The Koch snowflake1 is constructed from an infinite number of non-overlapping equilateral triangles. Consequently, we can express its area as a sum of infinitely many terms. How do we add an infinite number of terms? Can a sum of an infinite number of terms be finite? To answer these questions, we need to introduce the concept of an infinite series, a sum with infinitely many terms. Having defined the necessary tools, we will be able to calculate the area of the Koch snowflake.
The topic of infinite series may seem unrelated to differential and integral calculus. In fact, an infinite series whose terms involve powers of a variable is a powerful tool that we can use to express functions as “infinite polynomials.” We can use infinite series to evaluate complicated functions, approximate definite integrals, and create new functions. In addition, infinite series are used to solve differential equations that model physical behavior, from tiny electronic circuits to Earth-orbiting satellites.
1The Koch snowflake is a Koch curve which is a fractal curve. Fractals are seen in nature (snowflake for instance as well as trees, coastlines, broccoli, galaxies, etc.) but are also seen in constructions such as the Khajuraho temples in India (see below). Fractal analysis (many methods which are usually used together for robust comparison) which is an analysis that looks for fractal characteristics to extract information form a signal. One application of fractal analysis is cancer detection.
Note that there are different types of fractals. The Koch snowflake is fractal curve that lends itself to the discussion in this section, other fractals are not applicable to this section. Fractals are real mathematics/science but there are a numerous pseudo-science writings that use fractals in questionable ways. Follow the guidelines discussed herein before when reading about fractals.
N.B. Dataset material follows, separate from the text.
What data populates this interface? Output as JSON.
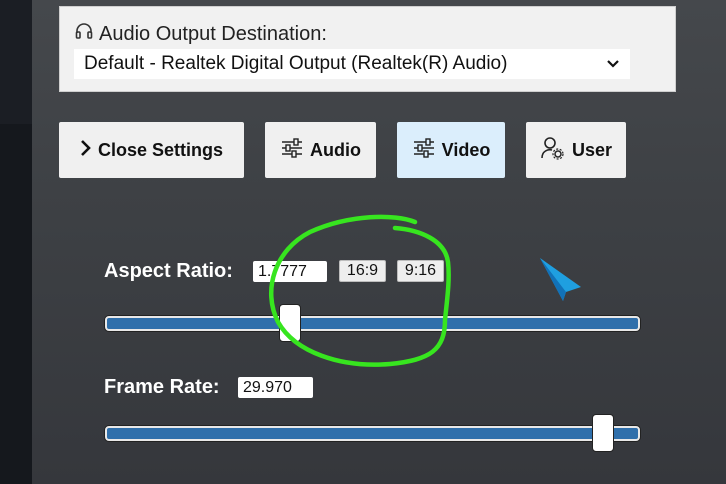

|A couple of the Khajuraho temples which have a fractal structure to them. Wikipedia image (Abinthomas0007, CC BY-SA 4.0,9/30/2017).|
Contributors and Attributions
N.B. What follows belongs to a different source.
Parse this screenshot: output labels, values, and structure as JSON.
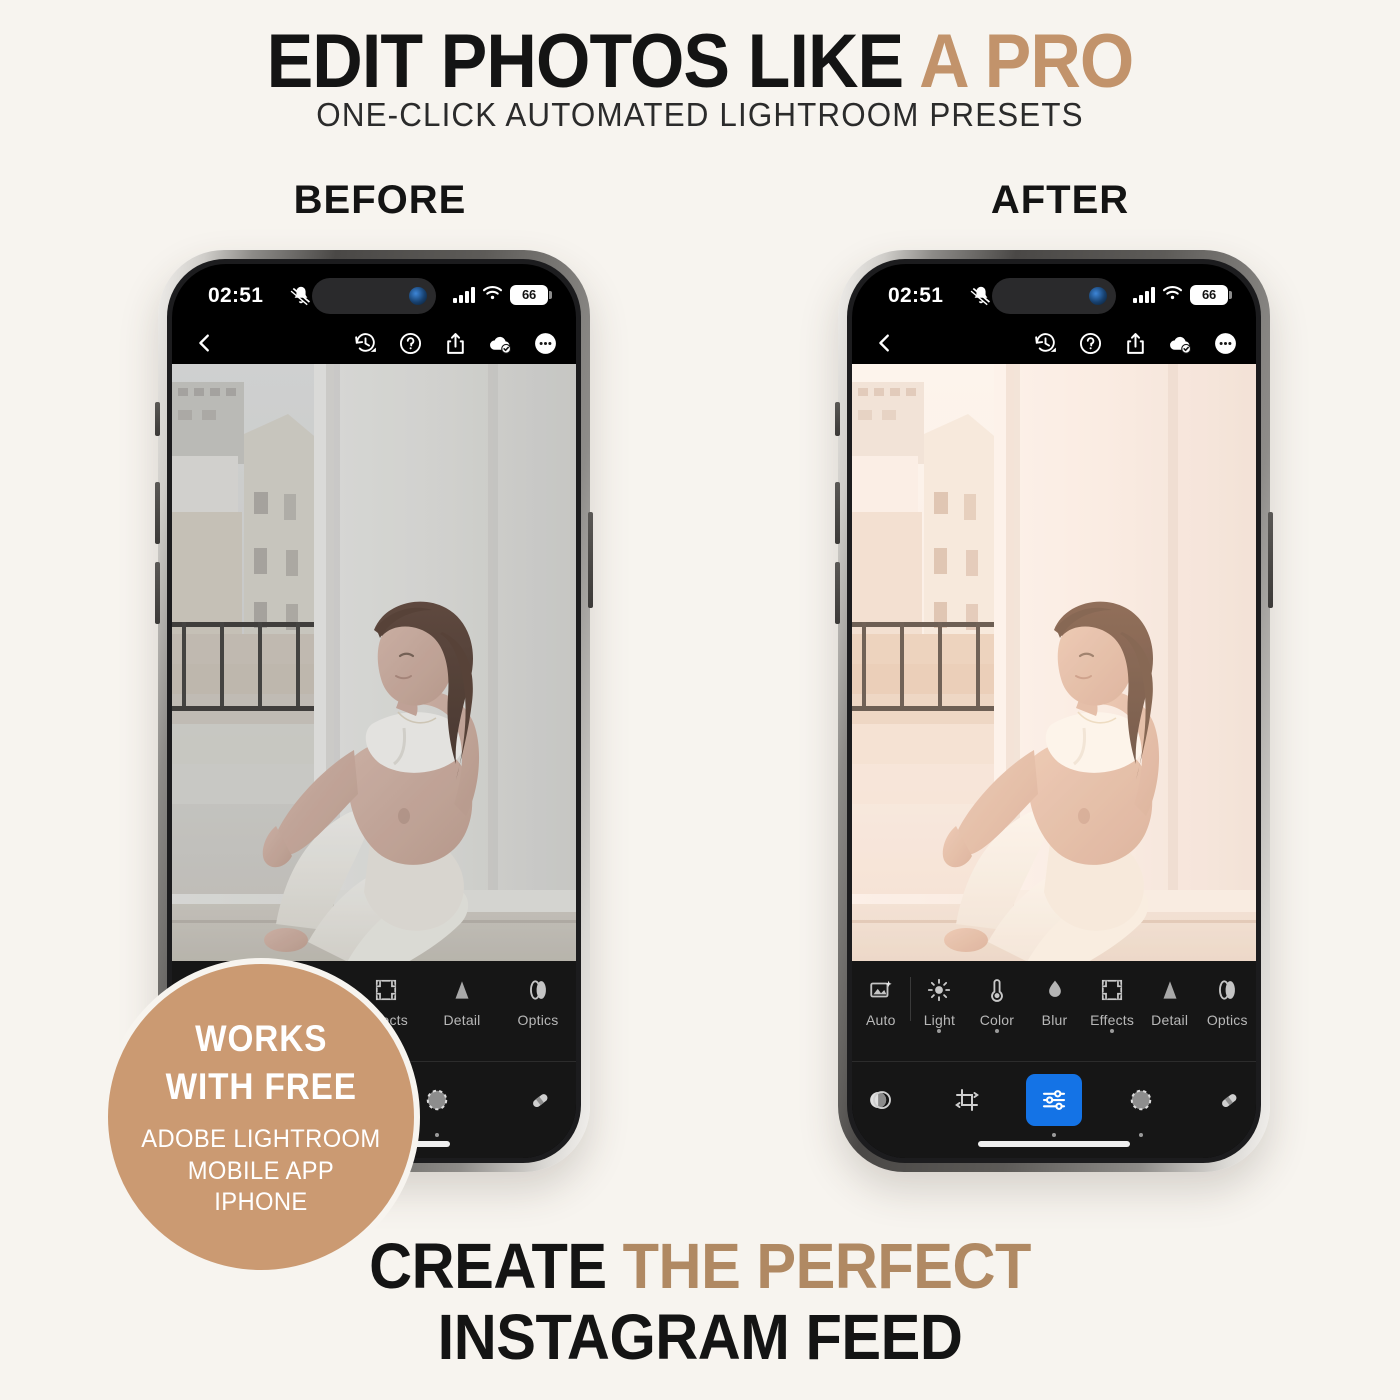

- Footnote contributed by Scott D. Johnson, Joshua Halpern, and Scott Sinex